Former AIG chief Maurice “Hank” Greenberg will have to defend himself against claims of accounting fraud in a non-jury trial conducted by a judge he tried to remove for alleged bias.
Justice Charles Ramos of New York state court on Tuesday ruled against Greenberg’s demand for a jury to hear the civil case brought by the New York attorney general.
Earlier this month, a New York appeals court rejected Greenberg’s attempt to remove Ramos from the long-running case. Greenberg claimed Ramos was biased against him and could not preside over a fair trial.
Ramos ruled from the bench in the latest legal wrangling in the 2005 case that accuses Greenberg and the insurer’s former chief financial officer, Howard Smith, of orchestrating sham transactions at the insurer to hide its financial condition.
A spokeswoman for Greenberg’s lawyer, David Boies, declined to comment on losing the bid for a jury.
Attorney Vincent Sama, who represents Smith, who also sought a jury trial, said he may appeal the ruling.
Ramos also heard arguments by the executives’ lawyers on their motions to dismiss the case.
Boies said the lawsuit could not be pursued because Schneiderman no longer had “a viable remedy.”

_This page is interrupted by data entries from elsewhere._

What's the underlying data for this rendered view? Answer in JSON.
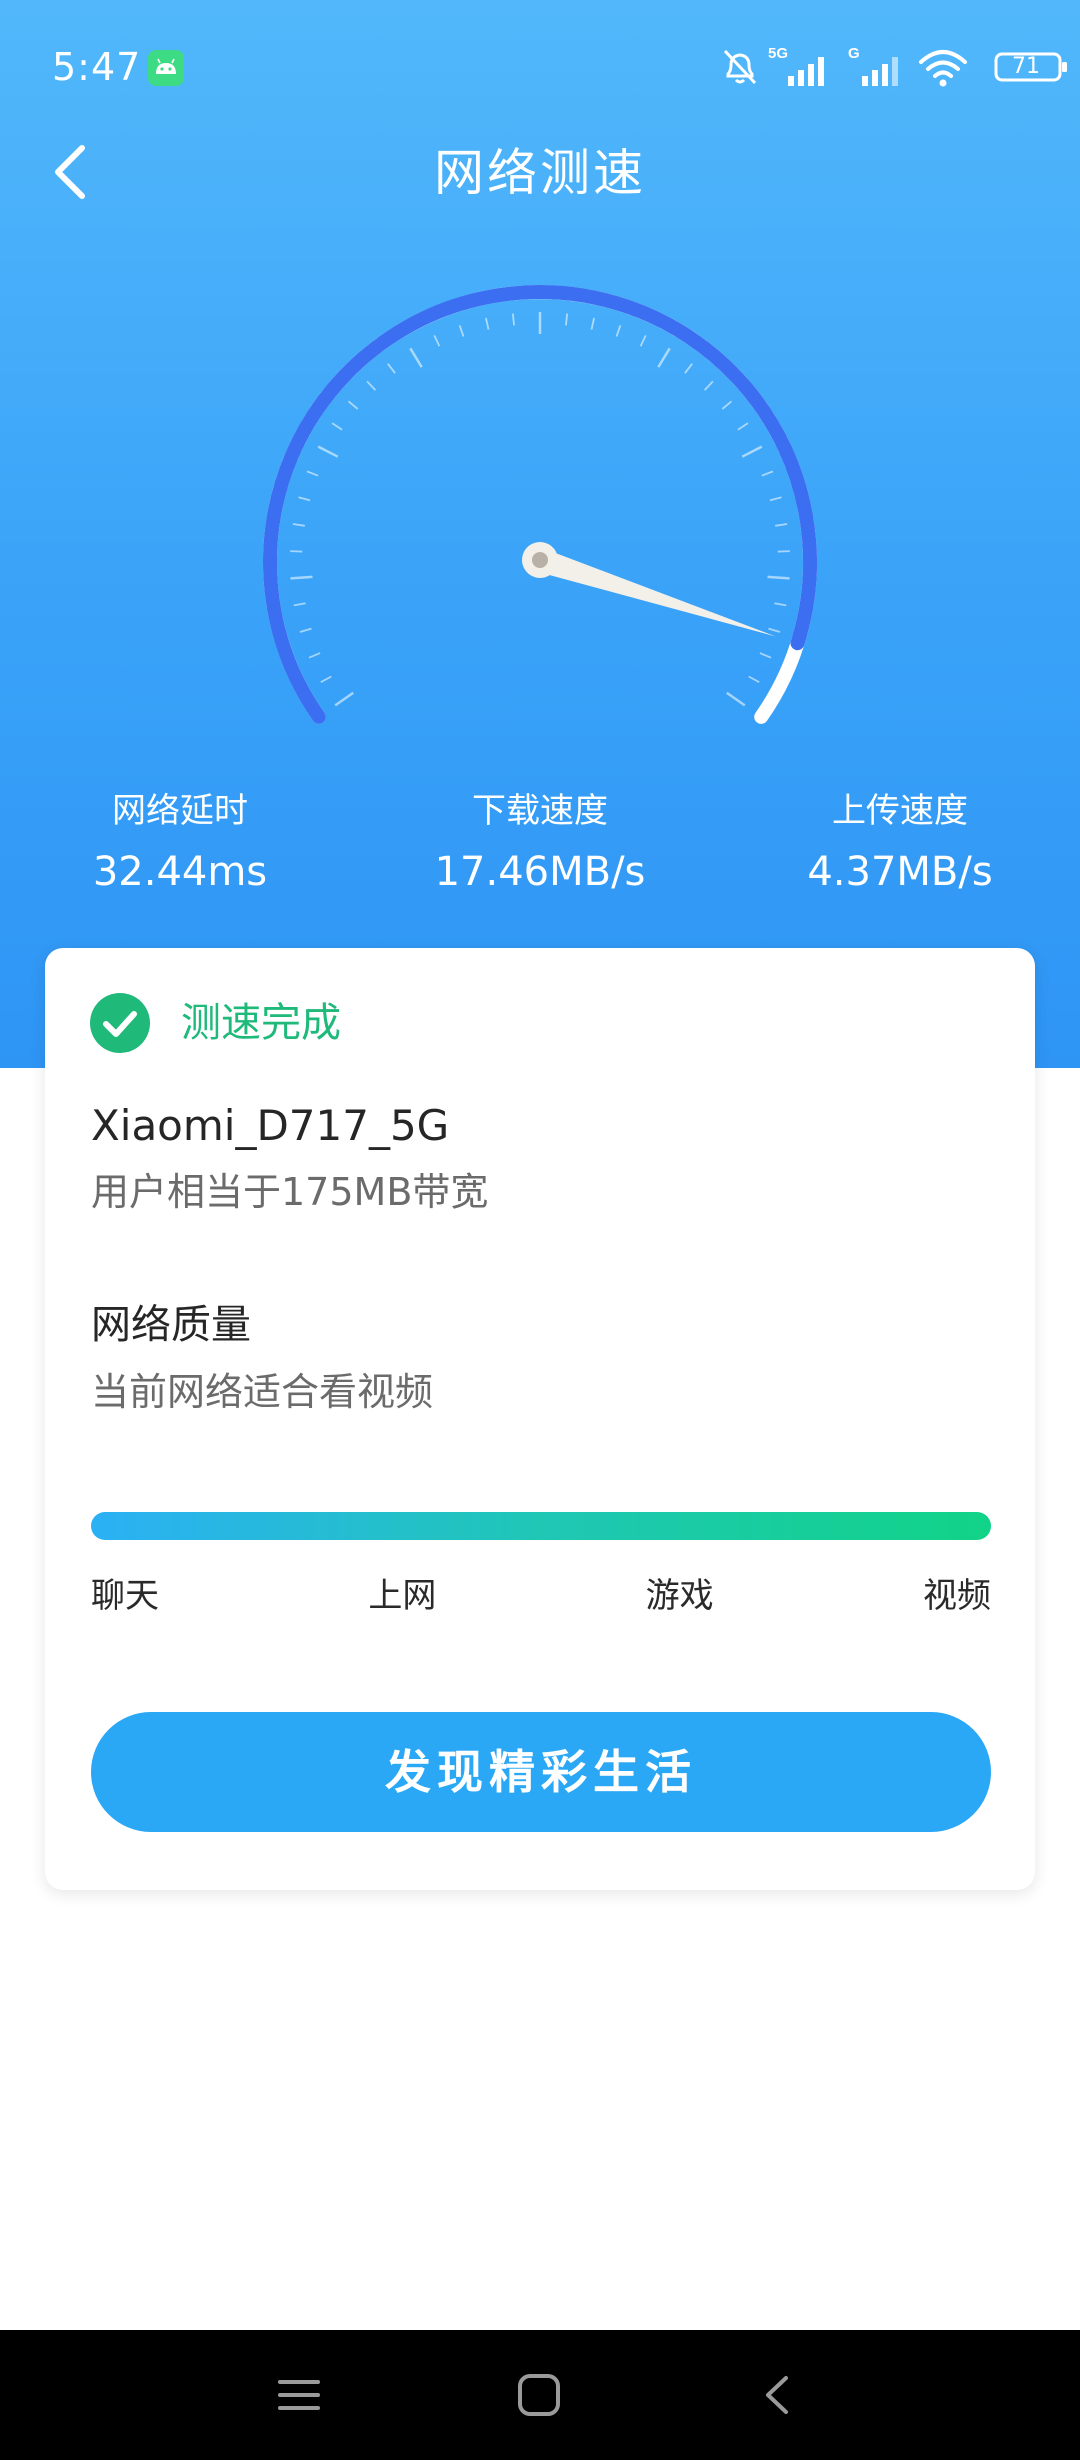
{
  "status_bar": {
    "time": "5:47",
    "battery_level": "71",
    "network_5g_label": "5G",
    "network_g_label": "G",
    "icons": [
      "android-icon",
      "mute-bell-icon",
      "signal-5g-icon",
      "signal-g-icon",
      "wifi-icon",
      "battery-icon"
    ]
  },
  "header": {
    "title": "网络测速",
    "back_icon": "back-chevron-icon"
  },
  "gauge": {
    "level_fraction": 0.93
  },
  "metrics": [
    {
      "label": "网络延时",
      "value": "32.44ms"
    },
    {
      "label": "下载速度",
      "value": "17.46MB/s"
    },
    {
      "label": "上传速度",
      "value": "4.37MB/s"
    }
  ],
  "result_card": {
    "status": "测速完成",
    "status_icon": "check-circle-icon",
    "network_name": "Xiaomi_D717_5G",
    "bandwidth": "用户相当于175MB带宽",
    "quality_title": "网络质量",
    "quality_desc": "当前网络适合看视频",
    "quality_levels": [
      "聊天",
      "上网",
      "游戏",
      "视频"
    ],
    "action_button": "发现精彩生活"
  },
  "colors": {
    "header_gradient_top": "#52b8fb",
    "header_gradient_bottom": "#2e95f5",
    "gauge_arc": "#3b6ef0",
    "status_green": "#1fb97a",
    "button_blue": "#2aa8f6"
  },
  "system_nav": {
    "icons": [
      "menu-icon",
      "home-icon",
      "back-icon"
    ]
  }
}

New York Attorney General Eric Schneiderman, who inherited the case, was forced to drop his claims for as much as $6 billion in damages last year after a class action settlement between AIG shareholders and the executives and others over the allegedly improper accounting.
The attorney general is now seeking “ill-gotten gains” from Greenberg’s compensation, according to attorney David Ellenhorn, who represents Schneiderman.
He also wants to bar the executives from serving as officers or directors of public companies and from participating in the securities business.
Boies argued that Greenberg, 88, has no intention of engaging in the securities business or in acting as a director or officer of a public company.
Greenberg is the chairman and chief executive of the privately held C.V. Starr & Co, which owns Starr Principal Holdings, a registered security adviser. “He is controlling a company that is in the securities business,” Ellenhorn said.
Boies said Greenberg didn’t participate in the management of Starr Principal Holdings or its investment activity.
“That’s nice, but it’s not the whole picture,” Ramos said. “It sounds as if he’s a control person…it opens the door to that influence.”
Still, Ramos did not rule on whether the lawsuit, which was originally brought by former New York attorney general Eliot Spitzer, should proceed to trial.
Greenberg led AIG for nearly four decades before he was ousted in 2005. The next year, AIG paid $1.64 billion to settle federal and state probes into its business practices.
The case is People v Greenberg, et al, New York State Supreme Court, New York County, No. 401720/2005.
(Reporting By Karen Freifeld; Editing by Ken Wills)